Dataset records
=== Begin Enclosure ===

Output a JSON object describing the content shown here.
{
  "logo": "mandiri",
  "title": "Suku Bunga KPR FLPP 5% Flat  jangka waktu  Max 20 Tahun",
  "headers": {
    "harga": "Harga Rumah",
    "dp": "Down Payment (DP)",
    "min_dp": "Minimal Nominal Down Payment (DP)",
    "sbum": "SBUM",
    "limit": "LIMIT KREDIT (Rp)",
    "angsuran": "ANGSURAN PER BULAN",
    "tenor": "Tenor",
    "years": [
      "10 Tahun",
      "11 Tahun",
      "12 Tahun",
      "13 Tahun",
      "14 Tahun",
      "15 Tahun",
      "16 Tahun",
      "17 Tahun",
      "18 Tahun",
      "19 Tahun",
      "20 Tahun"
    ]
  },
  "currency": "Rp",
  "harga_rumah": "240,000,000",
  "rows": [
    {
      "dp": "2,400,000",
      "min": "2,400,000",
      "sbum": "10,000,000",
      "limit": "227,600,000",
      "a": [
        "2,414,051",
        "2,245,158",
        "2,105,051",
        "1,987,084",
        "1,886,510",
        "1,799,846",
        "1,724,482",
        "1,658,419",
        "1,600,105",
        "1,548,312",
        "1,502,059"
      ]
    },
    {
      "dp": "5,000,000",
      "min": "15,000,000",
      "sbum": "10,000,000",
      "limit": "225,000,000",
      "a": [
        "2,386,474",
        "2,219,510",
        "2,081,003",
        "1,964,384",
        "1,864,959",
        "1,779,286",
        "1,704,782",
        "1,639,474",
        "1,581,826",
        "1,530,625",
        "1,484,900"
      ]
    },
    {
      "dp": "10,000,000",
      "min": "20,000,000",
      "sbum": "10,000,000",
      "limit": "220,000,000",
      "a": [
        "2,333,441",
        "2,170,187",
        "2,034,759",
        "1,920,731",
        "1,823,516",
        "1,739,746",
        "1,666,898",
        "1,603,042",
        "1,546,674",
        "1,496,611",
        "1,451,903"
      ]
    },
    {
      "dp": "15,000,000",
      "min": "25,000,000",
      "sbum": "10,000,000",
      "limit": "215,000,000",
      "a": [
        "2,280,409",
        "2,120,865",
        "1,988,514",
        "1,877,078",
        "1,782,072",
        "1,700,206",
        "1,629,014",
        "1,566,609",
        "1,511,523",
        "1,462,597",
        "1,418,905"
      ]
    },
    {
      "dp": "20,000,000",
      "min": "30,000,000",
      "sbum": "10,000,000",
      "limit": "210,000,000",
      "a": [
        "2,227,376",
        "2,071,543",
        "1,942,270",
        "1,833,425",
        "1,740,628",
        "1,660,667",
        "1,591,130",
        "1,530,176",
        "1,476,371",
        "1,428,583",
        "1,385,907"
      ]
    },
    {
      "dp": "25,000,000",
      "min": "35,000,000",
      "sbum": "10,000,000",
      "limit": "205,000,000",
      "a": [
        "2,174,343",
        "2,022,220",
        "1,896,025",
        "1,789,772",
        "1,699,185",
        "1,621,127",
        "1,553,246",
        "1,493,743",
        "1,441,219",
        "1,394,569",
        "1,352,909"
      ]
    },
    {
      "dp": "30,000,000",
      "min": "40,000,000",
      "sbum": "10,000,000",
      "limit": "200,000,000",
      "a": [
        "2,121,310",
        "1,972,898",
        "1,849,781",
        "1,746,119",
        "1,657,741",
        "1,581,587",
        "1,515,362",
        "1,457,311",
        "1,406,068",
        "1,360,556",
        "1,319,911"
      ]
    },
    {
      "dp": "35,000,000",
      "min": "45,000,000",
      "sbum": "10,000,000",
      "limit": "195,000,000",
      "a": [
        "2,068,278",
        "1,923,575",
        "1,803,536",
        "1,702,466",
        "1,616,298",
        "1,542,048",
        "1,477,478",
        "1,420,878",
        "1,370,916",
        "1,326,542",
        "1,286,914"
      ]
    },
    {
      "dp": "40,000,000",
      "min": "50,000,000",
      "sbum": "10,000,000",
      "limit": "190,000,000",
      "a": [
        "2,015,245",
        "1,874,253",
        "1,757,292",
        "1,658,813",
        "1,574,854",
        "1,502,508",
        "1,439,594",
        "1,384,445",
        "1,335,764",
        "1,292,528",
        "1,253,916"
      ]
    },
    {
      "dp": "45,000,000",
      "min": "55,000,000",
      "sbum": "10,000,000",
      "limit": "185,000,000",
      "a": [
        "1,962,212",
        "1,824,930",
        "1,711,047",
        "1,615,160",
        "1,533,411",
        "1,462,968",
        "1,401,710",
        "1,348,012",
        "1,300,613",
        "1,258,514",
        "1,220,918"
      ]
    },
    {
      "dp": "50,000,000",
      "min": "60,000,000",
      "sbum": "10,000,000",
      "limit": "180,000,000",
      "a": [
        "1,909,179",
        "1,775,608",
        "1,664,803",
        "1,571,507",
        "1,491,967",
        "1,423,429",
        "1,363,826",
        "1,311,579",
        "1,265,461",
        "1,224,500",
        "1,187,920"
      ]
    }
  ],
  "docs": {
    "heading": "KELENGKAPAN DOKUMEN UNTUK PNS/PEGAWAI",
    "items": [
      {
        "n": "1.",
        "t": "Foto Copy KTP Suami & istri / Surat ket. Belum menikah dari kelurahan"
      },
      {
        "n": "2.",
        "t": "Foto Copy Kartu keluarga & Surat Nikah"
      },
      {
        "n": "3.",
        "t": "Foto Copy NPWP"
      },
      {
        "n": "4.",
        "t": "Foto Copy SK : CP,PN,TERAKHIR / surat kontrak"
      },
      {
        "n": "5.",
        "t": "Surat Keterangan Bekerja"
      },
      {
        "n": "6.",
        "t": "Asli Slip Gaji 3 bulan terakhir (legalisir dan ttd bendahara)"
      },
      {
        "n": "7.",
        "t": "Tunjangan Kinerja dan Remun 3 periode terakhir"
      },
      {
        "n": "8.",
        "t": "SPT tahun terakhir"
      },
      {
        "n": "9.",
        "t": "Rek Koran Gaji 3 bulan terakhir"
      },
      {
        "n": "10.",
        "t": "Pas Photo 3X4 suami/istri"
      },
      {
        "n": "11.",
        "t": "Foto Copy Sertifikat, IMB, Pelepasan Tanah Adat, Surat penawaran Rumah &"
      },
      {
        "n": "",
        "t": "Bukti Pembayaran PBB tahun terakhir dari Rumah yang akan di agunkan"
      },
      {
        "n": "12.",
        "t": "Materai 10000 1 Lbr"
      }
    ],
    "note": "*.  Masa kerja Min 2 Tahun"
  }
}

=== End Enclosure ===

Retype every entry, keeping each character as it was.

Finished exercise
Output a JSON object describing the content shown here.
{
  "logo": "mandiri",
  "title": "Suku Bunga KPR FLPP 5% Flat  jangka waktu  Max 20 Tahun",
  "headers": {
    "harga": "Harga Rumah",
    "dp": "Down Payment (DP)",
    "min_dp": "Minimal Nominal Down Payment (DP)",
    "sbum": "SBUM",
    "limit": "LIMIT KREDIT (Rp)",
    "angsuran": "ANGSURAN PER BULAN",
    "tenor": "Tenor",
    "years": [
      "10 Tahun",
      "11 Tahun",
      "12 Tahun",
      "13 Tahun",
      "14 Tahun",
      "15 Tahun",
      "16 Tahun",
      "17 Tahun",
      "18 Tahun",
      "19 Tahun",
      "20 Tahun"
    ]
  },
  "currency": "Rp",
  "harga_rumah": "240,000,000",
  "rows": [
    {
      "dp": "2,400,000",
      "min": "2,400,000",
      "sbum": "10,000,000",
      "limit": "227,600,000",
      "a": [
        "2,414,051",
        "2,245,158",
        "2,105,051",
        "1,987,084",
        "1,886,510",
        "1,799,846",
        "1,724,482",
        "1,658,419",
        "1,600,105",
        "1,548,312",
        "1,502,059"
      ]
    },
    {
      "dp": "5,000,000",
      "min": "15,000,000",
      "sbum": "10,000,000",
      "limit": "225,000,000",
      "a": [
        "2,386,474",
        "2,219,510",
        "2,081,003",
        "1,964,384",
        "1,864,959",
        "1,779,286",
        "1,704,782",
        "1,639,474",
        "1,581,826",
        "1,530,625",
        "1,484,900"
      ]
    },
    {
      "dp": "10,000,000",
      "min": "20,000,000",
      "sbum": "10,000,000",
      "limit": "220,000,000",
      "a": [
        "2,333,441",
        "2,170,187",
        "2,034,759",
        "1,920,731",
        "1,823,516",
        "1,739,746",
        "1,666,898",
        "1,603,042",
        "1,546,674",
        "1,496,611",
        "1,451,903"
      ]
    },
    {
      "dp": "15,000,000",
      "min": "25,000,000",
      "sbum": "10,000,000",
      "limit": "215,000,000",
      "a": [
        "2,280,409",
        "2,120,865",
        "1,988,514",
        "1,877,078",
        "1,782,072",
        "1,700,206",
        "1,629,014",
        "1,566,609",
        "1,511,523",
        "1,462,597",
        "1,418,905"
      ]
    },
    {
      "dp": "20,000,000",
      "min": "30,000,000",
      "sbum": "10,000,000",
      "limit": "210,000,000",
      "a": [
        "2,227,376",
        "2,071,543",
        "1,942,270",
        "1,833,425",
        "1,740,628",
        "1,660,667",
        "1,591,130",
        "1,530,176",
        "1,476,371",
        "1,428,583",
        "1,385,907"
      ]
    },
    {
      "dp": "25,000,000",
      "min": "35,000,000",
      "sbum": "10,000,000",
      "limit": "205,000,000",
      "a": [
        "2,174,343",
        "2,022,220",
        "1,896,025",
        "1,789,772",
        "1,699,185",
        "1,621,127",
        "1,553,246",
        "1,493,743",
        "1,441,219",
        "1,394,569",
        "1,352,909"
      ]
    },
    {
      "dp": "30,000,000",
      "min": "40,000,000",
      "sbum": "10,000,000",
      "limit": "200,000,000",
      "a": [
        "2,121,310",
        "1,972,898",
        "1,849,781",
        "1,746,119",
        "1,657,741",
        "1,581,587",
        "1,515,362",
        "1,457,311",
        "1,406,068",
        "1,360,556",
        "1,319,911"
      ]
    },
    {
      "dp": "35,000,000",
      "min": "45,000,000",
      "sbum": "10,000,000",
      "limit": "195,000,000",
      "a": [
        "2,068,278",
        "1,923,575",
        "1,803,536",
        "1,702,466",
        "1,616,298",
        "1,542,048",
        "1,477,478",
        "1,420,878",
        "1,370,916",
        "1,326,542",
        "1,286,914"
      ]
    },
    {
      "dp": "40,000,000",
      "min": "50,000,000",
      "sbum": "10,000,000",
      "limit": "190,000,000",
      "a": [
        "2,015,245",
        "1,874,253",
        "1,757,292",
        "1,658,813",
        "1,574,854",
        "1,502,508",
        "1,439,594",
        "1,384,445",
        "1,335,764",
        "1,292,528",
        "1,253,916"
      ]
    },
    {
      "dp": "45,000,000",
      "min": "55,000,000",
      "sbum": "10,000,000",
      "limit": "185,000,000",
      "a": [
        "1,962,212",
        "1,824,930",
        "1,711,047",
        "1,615,160",
        "1,533,411",
        "1,462,968",
        "1,401,710",
        "1,348,012",
        "1,300,613",
        "1,258,514",
        "1,220,918"
      ]
    },
    {
      "dp": "50,000,000",
      "min": "60,000,000",
      "sbum": "10,000,000",
      "limit": "180,000,000",
      "a": [
        "1,909,179",
        "1,775,608",
        "1,664,803",
        "1,571,507",
        "1,491,967",
        "1,423,429",
        "1,363,826",
        "1,311,579",
        "1,265,461",
        "1,224,500",
        "1,187,920"
      ]
    }
  ],
  "docs": {
    "heading": "KELENGKAPAN DOKUMEN UNTUK PNS/PEGAWAI",
    "items": [
      {
        "n": "1.",
        "t": "Foto Copy KTP Suami & istri / Surat ket. Belum menikah dari kelurahan"
      },
      {
        "n": "2.",
        "t": "Foto Copy Kartu keluarga & Surat Nikah"
      },
      {
        "n": "3.",
        "t": "Foto Copy NPWP"
      },
      {
        "n": "4.",
        "t": "Foto Copy SK : CP,PN,TERAKHIR / surat kontrak"
      },
      {
        "n": "5.",
        "t": "Surat Keterangan Bekerja"
      },
      {
        "n": "6.",
        "t": "Asli Slip Gaji 3 bulan terakhir (legalisir dan ttd bendahara)"
      },
      {
        "n": "7.",
        "t": "Tunjangan Kinerja dan Remun 3 periode terakhir"
      },
      {
        "n": "8.",
        "t": "SPT tahun terakhir"
      },
      {
        "n": "9.",
        "t": "Rek Koran Gaji 3 bulan terakhir"
      },
      {
        "n": "10.",
        "t": "Pas Photo 3X4 suami/istri"
      },
      {
        "n": "11.",
        "t": "Foto Copy Sertifikat, IMB, Pelepasan Tanah Adat, Surat penawaran Rumah &"
      },
      {
        "n": "",
        "t": "Bukti Pembayaran PBB tahun terakhir dari Rumah yang akan di agunkan"
      },
      {
        "n": "12.",
        "t": "Materai 10000 1 Lbr"
      }
    ],
    "note": "*.  Masa kerja Min 2 Tahun"
  }
}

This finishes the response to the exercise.